Cambodia’s Ministry of Labor announced on Wednesday that the minimum wage for the country’s garment workers will be raised from U.S. $100 to U.S. $128 per month beginning next year, but a workers' union representative called the increase inadequate.
The announcement followed a majority vote among 25 members of a Labor Advisory Committee (LAC)--representing unions, employers, and the government--approving a wage increase to U.S. $123 per month, to which U.S. $5 was then added by Prime Minister Hun Sen.
“The new minimum wage is $128, and will be in effect from January 2015,” a Ministry statement said following the vote.
“The Ministry would like to express thanks to Samdech Hun Sen for providing $5 extra to help improve workers’ living standards,” the statementy said, using an honorific term for the prime minister.
Workers’ representatives to talks within the LAC had sought a new minimum wage of $140 per month, while the Garment Manufacturers Association of Cambodia (GMAC), representing employers, had asked for an increase only to $110.
Added to other benefits already in place--including bonuses and monthly subsidies for housing, transportation, and food--“the workers will now receive at least $147 to $156 [per month],” the Ministry statement said.
“After taking all aspects into consideration, we believe that workers’ living standards will be improved over those of previous years and that the factories will be able to pay them,” Labor Minister Ith Sam Heng told reporters following the vote.
Unions reject deal
But a union representative said on Wednesday that unions won’t accept the deal.
“We are not satisfied with the offer,” Ath Thon, president of the Coalition of Cambodian Apparel Workers’ Democratic Union, said.
“This is not enough compared to what we had expected. The new minimum wage is not appropriate to what the workers are spending,” he said.
Hun Sen’s move to add $5 to the new monthly wage is “just an attempt to calm the workers down,” he added.
LAC deputy chairman and GMAC representative Nang Sothy meanwhile said that employers will reluctantly agree to pay the new wage, though increased costs may force 30 to 50 factories to close next year, with at least 50,000 workers laid off, he said.
He added that he will ask the Ministry of Labor to “intervene” to lower taxes so that the factories can continue operations.
“We are prepared to ask for intervention to avoid any risks,” he said.

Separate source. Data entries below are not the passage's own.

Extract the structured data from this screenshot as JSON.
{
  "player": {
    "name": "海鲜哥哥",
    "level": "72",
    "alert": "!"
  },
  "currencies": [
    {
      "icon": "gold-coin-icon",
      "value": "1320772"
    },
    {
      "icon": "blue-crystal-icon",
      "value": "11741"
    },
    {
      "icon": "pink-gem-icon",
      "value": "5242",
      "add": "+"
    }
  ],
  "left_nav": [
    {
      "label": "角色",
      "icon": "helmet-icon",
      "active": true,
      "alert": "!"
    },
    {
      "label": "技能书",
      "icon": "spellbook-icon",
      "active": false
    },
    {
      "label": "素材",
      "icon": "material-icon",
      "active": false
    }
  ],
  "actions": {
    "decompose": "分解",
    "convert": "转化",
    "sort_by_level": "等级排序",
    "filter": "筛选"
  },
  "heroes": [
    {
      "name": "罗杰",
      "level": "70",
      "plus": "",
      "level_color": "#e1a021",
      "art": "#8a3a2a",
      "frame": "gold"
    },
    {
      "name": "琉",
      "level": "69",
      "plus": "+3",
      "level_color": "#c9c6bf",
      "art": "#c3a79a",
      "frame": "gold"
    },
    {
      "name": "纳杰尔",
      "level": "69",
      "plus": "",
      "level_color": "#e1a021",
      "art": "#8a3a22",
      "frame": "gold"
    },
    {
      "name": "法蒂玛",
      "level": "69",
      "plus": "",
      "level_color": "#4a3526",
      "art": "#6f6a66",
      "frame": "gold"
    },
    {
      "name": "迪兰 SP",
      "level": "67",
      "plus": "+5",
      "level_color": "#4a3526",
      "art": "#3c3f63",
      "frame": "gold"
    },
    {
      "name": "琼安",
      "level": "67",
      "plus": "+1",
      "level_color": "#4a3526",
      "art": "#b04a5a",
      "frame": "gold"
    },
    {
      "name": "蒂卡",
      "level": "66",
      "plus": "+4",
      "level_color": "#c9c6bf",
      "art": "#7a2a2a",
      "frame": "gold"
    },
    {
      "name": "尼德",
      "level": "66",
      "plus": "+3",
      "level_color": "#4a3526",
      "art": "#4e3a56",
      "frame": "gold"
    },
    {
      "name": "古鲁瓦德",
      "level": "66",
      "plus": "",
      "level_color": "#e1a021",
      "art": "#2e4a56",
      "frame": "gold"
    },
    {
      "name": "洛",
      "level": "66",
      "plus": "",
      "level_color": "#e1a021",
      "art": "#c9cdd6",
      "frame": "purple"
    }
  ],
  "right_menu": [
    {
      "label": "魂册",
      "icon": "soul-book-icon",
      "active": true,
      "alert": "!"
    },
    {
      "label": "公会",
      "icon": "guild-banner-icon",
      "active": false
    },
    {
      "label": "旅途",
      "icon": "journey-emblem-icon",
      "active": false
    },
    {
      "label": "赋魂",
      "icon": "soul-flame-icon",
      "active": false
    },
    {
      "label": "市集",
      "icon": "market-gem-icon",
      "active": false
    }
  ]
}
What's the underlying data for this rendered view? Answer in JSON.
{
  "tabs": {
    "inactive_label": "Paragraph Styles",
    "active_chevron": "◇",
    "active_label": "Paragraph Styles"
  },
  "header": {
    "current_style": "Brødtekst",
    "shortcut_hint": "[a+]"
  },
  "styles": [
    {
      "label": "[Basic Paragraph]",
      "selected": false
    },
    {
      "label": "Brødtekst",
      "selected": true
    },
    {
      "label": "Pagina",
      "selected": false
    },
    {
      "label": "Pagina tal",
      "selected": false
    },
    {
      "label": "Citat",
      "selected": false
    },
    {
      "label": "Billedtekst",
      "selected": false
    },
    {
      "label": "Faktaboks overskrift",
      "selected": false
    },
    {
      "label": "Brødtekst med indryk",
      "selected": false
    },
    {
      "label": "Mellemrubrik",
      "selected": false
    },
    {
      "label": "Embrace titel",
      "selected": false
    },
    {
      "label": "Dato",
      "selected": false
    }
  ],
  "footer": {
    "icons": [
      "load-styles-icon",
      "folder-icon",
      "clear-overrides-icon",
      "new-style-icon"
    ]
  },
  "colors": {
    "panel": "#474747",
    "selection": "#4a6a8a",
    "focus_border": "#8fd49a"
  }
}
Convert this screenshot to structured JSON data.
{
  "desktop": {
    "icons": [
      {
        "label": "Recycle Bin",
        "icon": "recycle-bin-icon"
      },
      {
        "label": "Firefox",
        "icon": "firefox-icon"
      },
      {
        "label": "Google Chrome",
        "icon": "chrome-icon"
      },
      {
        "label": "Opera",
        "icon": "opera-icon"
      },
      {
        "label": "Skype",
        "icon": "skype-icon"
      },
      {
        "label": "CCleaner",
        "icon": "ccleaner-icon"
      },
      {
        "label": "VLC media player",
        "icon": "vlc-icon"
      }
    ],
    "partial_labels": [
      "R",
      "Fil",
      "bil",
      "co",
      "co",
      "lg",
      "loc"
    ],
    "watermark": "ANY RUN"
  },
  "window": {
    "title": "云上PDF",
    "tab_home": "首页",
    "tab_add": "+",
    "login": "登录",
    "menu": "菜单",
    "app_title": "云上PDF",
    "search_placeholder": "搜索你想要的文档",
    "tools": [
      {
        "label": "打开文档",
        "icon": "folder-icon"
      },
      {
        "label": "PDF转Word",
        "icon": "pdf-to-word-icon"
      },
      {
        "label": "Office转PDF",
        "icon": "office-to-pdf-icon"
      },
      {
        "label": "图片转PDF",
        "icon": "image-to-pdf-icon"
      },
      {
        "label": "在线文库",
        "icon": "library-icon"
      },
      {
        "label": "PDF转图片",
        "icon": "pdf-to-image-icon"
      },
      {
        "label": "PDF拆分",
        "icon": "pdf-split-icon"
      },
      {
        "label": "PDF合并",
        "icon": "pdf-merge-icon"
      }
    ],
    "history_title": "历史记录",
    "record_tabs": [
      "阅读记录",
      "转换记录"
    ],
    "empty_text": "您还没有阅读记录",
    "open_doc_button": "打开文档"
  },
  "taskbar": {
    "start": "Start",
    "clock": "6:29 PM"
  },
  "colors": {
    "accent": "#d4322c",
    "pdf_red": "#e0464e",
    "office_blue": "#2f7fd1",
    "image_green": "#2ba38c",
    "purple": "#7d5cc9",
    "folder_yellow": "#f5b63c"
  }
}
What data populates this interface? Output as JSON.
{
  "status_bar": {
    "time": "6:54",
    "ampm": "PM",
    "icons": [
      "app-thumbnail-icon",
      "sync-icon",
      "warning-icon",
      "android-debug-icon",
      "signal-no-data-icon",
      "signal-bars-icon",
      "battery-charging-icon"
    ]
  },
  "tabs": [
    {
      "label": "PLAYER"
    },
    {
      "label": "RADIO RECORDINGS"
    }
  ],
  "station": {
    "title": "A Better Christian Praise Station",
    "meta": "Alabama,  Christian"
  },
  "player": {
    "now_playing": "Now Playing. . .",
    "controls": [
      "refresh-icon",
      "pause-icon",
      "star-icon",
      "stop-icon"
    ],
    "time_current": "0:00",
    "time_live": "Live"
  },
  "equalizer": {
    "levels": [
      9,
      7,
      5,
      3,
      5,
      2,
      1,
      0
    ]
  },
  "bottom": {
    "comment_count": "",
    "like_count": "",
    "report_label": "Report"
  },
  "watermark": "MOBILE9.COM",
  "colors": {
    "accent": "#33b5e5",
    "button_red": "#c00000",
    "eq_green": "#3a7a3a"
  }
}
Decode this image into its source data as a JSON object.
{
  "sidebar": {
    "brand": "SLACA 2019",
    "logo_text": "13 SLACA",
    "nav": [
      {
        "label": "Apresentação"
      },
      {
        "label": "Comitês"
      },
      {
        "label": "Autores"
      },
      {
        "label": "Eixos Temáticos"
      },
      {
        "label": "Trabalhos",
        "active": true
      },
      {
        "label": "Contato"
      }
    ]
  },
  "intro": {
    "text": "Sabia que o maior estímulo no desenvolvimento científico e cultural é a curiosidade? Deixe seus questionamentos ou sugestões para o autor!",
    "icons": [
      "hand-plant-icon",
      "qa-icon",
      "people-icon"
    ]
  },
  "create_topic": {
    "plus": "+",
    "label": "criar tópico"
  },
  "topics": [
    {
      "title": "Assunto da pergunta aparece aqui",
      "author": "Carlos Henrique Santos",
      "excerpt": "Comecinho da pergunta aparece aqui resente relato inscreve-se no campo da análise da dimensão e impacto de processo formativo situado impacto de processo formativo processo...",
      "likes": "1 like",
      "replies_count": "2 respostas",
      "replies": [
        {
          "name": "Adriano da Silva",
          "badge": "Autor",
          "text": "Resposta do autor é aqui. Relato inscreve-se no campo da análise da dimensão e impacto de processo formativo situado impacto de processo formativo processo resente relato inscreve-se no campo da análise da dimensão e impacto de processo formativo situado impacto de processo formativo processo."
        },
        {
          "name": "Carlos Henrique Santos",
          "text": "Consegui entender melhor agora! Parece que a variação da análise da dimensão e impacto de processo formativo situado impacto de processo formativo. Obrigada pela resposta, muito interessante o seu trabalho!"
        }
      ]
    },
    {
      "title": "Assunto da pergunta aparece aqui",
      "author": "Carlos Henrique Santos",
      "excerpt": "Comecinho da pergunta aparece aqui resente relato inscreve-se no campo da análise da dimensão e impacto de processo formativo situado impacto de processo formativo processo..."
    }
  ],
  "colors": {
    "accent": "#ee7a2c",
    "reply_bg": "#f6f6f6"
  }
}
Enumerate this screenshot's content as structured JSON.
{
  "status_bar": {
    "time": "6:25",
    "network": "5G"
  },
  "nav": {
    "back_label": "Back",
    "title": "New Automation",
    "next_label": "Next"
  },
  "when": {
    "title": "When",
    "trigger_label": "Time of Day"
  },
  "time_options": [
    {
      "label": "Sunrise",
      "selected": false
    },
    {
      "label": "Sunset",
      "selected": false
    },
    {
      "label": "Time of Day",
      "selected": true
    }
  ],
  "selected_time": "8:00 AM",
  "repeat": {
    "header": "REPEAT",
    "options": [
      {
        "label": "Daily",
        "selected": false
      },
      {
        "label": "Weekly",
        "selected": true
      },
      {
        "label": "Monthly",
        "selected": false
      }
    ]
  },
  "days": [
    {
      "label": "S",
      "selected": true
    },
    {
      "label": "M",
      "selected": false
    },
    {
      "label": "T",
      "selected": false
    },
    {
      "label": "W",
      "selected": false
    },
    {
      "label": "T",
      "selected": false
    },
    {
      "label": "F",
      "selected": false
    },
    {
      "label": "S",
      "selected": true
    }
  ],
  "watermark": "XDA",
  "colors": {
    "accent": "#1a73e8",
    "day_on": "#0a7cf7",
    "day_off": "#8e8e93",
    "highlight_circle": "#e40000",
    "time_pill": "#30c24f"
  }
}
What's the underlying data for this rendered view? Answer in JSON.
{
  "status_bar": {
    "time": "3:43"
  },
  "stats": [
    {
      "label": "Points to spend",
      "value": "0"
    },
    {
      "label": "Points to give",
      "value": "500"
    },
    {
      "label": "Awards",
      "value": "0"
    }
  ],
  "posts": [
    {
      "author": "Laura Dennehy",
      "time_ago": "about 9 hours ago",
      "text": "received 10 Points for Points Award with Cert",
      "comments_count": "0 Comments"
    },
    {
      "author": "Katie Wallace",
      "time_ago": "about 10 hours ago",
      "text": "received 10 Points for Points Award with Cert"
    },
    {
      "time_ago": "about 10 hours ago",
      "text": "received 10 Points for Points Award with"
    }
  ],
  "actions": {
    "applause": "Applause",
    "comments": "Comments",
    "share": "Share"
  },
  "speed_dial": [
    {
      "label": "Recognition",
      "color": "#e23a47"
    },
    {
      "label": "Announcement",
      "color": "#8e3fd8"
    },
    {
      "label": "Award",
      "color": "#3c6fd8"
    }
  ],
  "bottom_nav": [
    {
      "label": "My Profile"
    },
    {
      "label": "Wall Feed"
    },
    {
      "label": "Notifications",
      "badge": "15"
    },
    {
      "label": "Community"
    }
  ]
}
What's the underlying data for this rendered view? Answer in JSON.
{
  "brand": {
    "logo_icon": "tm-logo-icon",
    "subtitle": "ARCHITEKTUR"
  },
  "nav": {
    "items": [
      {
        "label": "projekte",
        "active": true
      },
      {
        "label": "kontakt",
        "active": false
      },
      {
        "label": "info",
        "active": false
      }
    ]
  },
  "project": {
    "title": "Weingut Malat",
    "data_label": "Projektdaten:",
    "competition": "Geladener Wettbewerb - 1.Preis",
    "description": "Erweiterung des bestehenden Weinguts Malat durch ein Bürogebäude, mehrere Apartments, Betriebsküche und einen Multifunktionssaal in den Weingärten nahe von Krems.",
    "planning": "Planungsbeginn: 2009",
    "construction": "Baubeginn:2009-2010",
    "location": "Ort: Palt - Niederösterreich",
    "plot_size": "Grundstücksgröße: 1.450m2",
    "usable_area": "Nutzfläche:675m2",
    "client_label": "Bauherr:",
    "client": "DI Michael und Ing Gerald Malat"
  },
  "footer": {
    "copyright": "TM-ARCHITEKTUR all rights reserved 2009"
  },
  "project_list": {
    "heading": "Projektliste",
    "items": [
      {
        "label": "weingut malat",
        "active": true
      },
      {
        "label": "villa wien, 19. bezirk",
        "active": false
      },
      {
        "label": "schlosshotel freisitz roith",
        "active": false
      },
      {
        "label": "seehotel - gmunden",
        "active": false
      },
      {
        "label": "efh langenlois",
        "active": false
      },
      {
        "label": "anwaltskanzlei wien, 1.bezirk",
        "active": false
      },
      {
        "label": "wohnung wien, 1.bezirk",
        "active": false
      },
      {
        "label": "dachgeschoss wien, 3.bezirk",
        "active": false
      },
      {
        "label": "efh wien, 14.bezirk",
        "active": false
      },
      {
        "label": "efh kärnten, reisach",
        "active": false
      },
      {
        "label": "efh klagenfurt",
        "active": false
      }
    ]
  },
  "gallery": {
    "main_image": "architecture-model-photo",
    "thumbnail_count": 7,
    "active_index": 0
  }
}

Strikes by Cambodian garment workers beginning late last year led to a deadly security crackdown in January and a ban on demonstrations, lifted only in July.
The clothing industry accounts for 52 percent of Cambodia’s total exports, according to an International Labor Organization (ILO) report in August.
Although it is one of the top 20 apparel producers in the world, Cambodia has among the lowest minimum monthly wages in the industry, the report said.
Reported by Tep Nimol for RFA’s Khmer Service. Translated by Samean Yun. Written in English by Richard Finney.